The world of kayaking expeditions received a huge exposure boost these past two weeks when Jon Turk and Erik Boomer were interviewed in both The New York Times and Canada’s weekly news magazine, Macleans.
Jon Turk and Erik Boomer are also in the running for National Geographic’s Adventurer of the Year for their successful circumnavigation of Ellesmere Island in Nunavut, Canada. The time to vote is over now and we should be hearing who won sometime in mid February.
I just heard the news that Vancouver Island Paddlefest has decided to take a year off from their long running event.
Here is part of the statement from their website:

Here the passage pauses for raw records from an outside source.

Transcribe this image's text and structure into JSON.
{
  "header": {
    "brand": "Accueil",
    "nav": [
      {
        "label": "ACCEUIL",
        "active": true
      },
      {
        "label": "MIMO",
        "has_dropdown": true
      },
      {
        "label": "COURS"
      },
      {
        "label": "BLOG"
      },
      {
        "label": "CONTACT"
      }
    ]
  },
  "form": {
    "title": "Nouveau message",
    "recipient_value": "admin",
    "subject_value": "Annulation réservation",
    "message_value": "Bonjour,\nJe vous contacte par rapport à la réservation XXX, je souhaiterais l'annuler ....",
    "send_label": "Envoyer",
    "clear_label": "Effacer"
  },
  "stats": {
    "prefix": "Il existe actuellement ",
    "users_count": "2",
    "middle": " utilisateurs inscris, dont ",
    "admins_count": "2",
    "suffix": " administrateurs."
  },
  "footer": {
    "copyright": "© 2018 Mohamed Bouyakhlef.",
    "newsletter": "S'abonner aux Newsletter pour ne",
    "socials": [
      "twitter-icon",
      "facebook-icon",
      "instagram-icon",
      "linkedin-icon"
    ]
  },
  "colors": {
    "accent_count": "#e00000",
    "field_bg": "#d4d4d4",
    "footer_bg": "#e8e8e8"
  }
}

The Vancouver Island Paddlefest Society will not be hosting a Paddlefest Event in 2012. The Society will use this hiatus to develop a strategic plan to potentially continue with a new mandate.
The Society recognizes the paddlesport industry has evolved greatly over the past 14 years and it is time to look at re-structuring the volunteer/business model to develop a new mandate which will accommodate the needs of the public as well as the contributing partners.

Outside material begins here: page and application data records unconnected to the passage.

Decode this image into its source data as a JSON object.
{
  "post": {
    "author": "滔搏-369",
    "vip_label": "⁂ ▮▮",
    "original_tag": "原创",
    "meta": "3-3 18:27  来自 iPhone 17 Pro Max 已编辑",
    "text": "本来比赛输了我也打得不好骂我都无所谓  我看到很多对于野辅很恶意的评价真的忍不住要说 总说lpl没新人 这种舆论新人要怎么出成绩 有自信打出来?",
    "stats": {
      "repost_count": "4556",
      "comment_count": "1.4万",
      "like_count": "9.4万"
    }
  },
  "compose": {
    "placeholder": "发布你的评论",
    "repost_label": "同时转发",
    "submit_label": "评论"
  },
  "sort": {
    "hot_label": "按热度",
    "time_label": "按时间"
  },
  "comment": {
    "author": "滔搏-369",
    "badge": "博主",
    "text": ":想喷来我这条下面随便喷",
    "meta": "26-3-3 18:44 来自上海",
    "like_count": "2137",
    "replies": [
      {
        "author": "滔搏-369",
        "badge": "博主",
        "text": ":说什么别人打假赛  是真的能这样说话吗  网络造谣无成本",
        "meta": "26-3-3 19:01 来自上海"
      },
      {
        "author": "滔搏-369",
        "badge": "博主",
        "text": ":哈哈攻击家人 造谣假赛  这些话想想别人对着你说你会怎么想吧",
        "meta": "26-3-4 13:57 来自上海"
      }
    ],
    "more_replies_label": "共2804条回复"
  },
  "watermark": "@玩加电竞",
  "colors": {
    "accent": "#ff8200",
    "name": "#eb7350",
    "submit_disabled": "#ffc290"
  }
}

This isn’t the first long running paddling symposiums to shut down on the West Coast over the past couple of years. Back in 2010 the West Coast Sea Kayak Symposium also closed up after 26 years.
Hopefully Paddlefest will return in 2013.

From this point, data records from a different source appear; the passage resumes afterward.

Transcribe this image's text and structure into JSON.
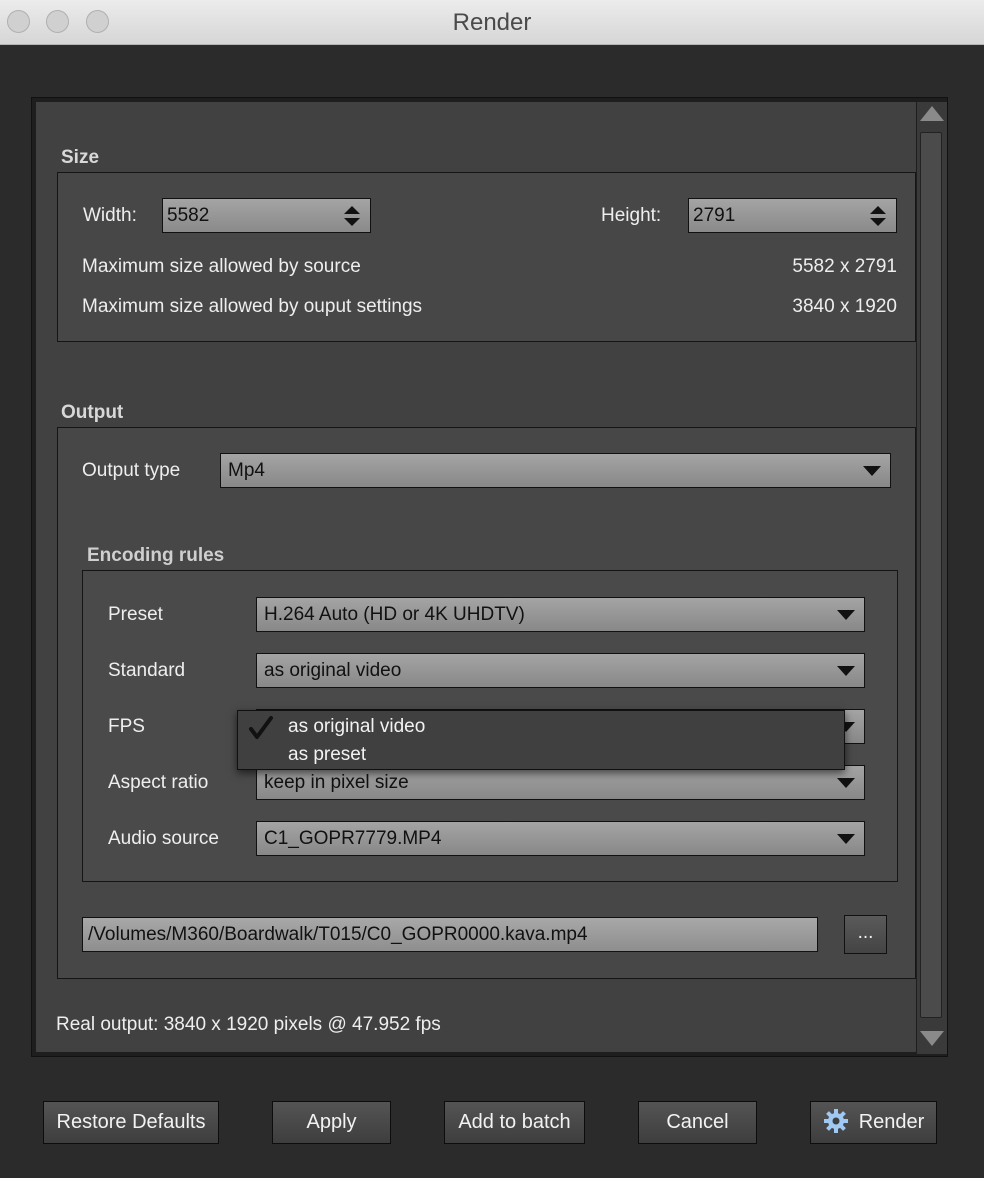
{
  "window": {
    "title": "Render"
  },
  "size": {
    "section_title": "Size",
    "width_label": "Width:",
    "width_value": "5582",
    "height_label": "Height:",
    "height_value": "2791",
    "max_source_label": "Maximum size allowed by source",
    "max_source_value": "5582 x 2791",
    "max_output_label": "Maximum size allowed by ouput settings",
    "max_output_value": "3840 x 1920"
  },
  "output": {
    "section_title": "Output",
    "output_type_label": "Output type",
    "output_type_value": "Mp4",
    "encoding": {
      "title": "Encoding rules",
      "preset_label": "Preset",
      "preset_value": "H.264 Auto (HD or 4K UHDTV)",
      "standard_label": "Standard",
      "standard_value": "as original video",
      "fps_label": "FPS",
      "aspect_label": "Aspect ratio",
      "aspect_value": "keep in pixel size",
      "audio_label": "Audio source",
      "audio_value": "C1_GOPR7779.MP4"
    },
    "path": "/Volumes/M360/Boardwalk/T015/C0_GOPR0000.kava.mp4",
    "browse_label": "..."
  },
  "fps_menu": {
    "options": [
      "as original video",
      "as preset"
    ],
    "selected": "as original video"
  },
  "real_output": "Real output: 3840 x 1920 pixels @ 47.952 fps",
  "buttons": {
    "restore": "Restore Defaults",
    "apply": "Apply",
    "add_batch": "Add to batch",
    "cancel": "Cancel",
    "render": "Render"
  },
  "icons": {
    "render_icon": "gear-icon",
    "checkmark": "checkmark-icon"
  }
}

Thanks to @kayakyak for the heads up.
Have you ever wondered how fleece became the dominant fabric in the outdoor industry over the past 20 years? Don’t lie, I know you have. To answer your fleecy history questions, Gizmodo recently published a great article outlining the extensive background of this wonder fabric.
Plastics solved many problems in the 20th century. Why not the wool dilemma?
Enter Malden Mills Industries, which got its start in 1906 with wool bathing suits (yep) and sweaters. During World War II, they won military contracts to produce uniforms. But after the war was over, they saw a shift in the fabric landscape. Polyesters were incorporated into everything from tires to carpets to clothing. Nylon, which was invented in the ‘30s by DuPont, became an instant hit. Spandex, which we may or may not be thankful for, was invented in the '50s. New high-tech fabrics were popping up all over the place, and Malden Mills wanted in on the action. They set out to make a plastic sheep-replacer to help them climb to the top of their industry.
They started by spinning plastics into yarn. Weaving the yarn into fabric with tiny loops on one side created a thin fabric—but when brushed, the yarn broke down into individual fibers and the loops puffed up, improving the fabric's texture, thickness and insulation without increasing the weight. The innovation happened in the factory, not the lab, partly becausePatagoniawas pushing for new fabrics. Doug Hoschek, who marketed the new textile, knew it would have an huge impact in the outdoor community, so Malden Mills worked aggressively to get that crowd on board.
The full history is pretty amazing but you might be asking about how fleece it’s actually made and why it actually works so well. To answer those questions public radio station WNYC, posted an interview with Sean Cormier, assistant professor in the Textile Design and Marketing Department at the Fashion Institute of Technology, and Jill Dumain, Director of Environmental Strategy atPatagonia.
In under 30 minutes you will get the complete lowdown on the fuzzy stuff.
Photo credit: Methinks that's not your fleece Attribution-NonCommercial-NoDerivs 2.0 Generic / CC BY-NC-ND 2.0